"Communication is the essential life blood of organizational life."
Communicators fill a unique role. We are career employees who are part journalist and part flack. Although we usually serve as advocates for journalism and a free press, we are not considered working journalists. Many times, our bosses don't want to trust us with sensitive information, because, after all, we often talk to reporters and correspondents.
Communicators have to negotiate the bureaucracy while translating gobbledegook into plain language. We are the ones who put news releases, publications, and Web sites to the test. If we can understand it, then perhaps the public-our customers-will greet our products by saying: "This is from the government. I'll be able to understand it."
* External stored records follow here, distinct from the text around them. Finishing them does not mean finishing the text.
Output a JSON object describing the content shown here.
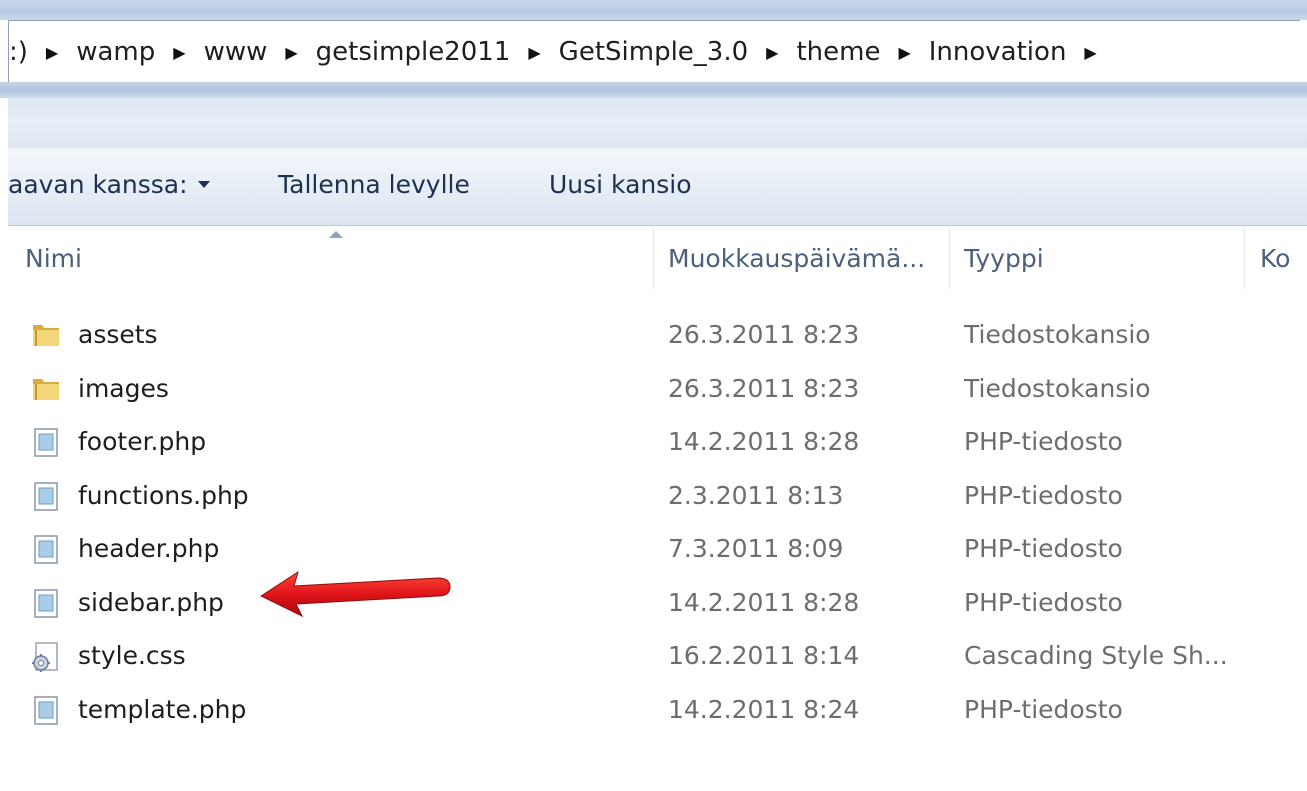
{
  "breadcrumb": {
    "items": [
      ":)",
      "wamp",
      "www",
      "getsimple2011",
      "GetSimple_3.0",
      "theme",
      "Innovation"
    ]
  },
  "toolbar": {
    "share_label": "aavan kanssa:",
    "burn_label": "Tallenna levylle",
    "new_folder_label": "Uusi kansio"
  },
  "columns": {
    "name": "Nimi",
    "date": "Muokkauspäivämä...",
    "type": "Tyyppi",
    "size": "Ko"
  },
  "files": [
    {
      "name": "assets",
      "date": "26.3.2011 8:23",
      "type": "Tiedostokansio",
      "icon": "folder-icon"
    },
    {
      "name": "images",
      "date": "26.3.2011 8:23",
      "type": "Tiedostokansio",
      "icon": "folder-icon"
    },
    {
      "name": "footer.php",
      "date": "14.2.2011 8:28",
      "type": "PHP-tiedosto",
      "icon": "php-file-icon"
    },
    {
      "name": "functions.php",
      "date": "2.3.2011 8:13",
      "type": "PHP-tiedosto",
      "icon": "php-file-icon"
    },
    {
      "name": "header.php",
      "date": "7.3.2011 8:09",
      "type": "PHP-tiedosto",
      "icon": "php-file-icon"
    },
    {
      "name": "sidebar.php",
      "date": "14.2.2011 8:28",
      "type": "PHP-tiedosto",
      "icon": "php-file-icon"
    },
    {
      "name": "style.css",
      "date": "16.2.2011 8:14",
      "type": "Cascading Style Sh...",
      "icon": "css-file-icon"
    },
    {
      "name": "template.php",
      "date": "14.2.2011 8:24",
      "type": "PHP-tiedosto",
      "icon": "php-file-icon"
    }
  ],
  "annotation": {
    "target": "sidebar.php",
    "color": "#e0141a",
    "icon": "red-arrow-icon"
  },
  "colors": {
    "toolbar_text": "#1e3050",
    "header_text": "#4c607a",
    "meta_text": "#6d6d6d",
    "folder": "#e8c25a"
  }
}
Founded in 1996, the Federal Communicators Network, www.fcn.gov, has more than 700 members who are involved in disseminating information within and outside government. Our membership includes writers, editors, public affairs specialists, program managers, analysts, speech writers, Web masters, artists, photographers, graphic artists, and librarians. With this range of talent and expertise, we set out to create a guidebook for both new and seasoned communicators.This guidebook, written, edited, and published by members of the Federal Communicators Network and other communicators, is our attempt to: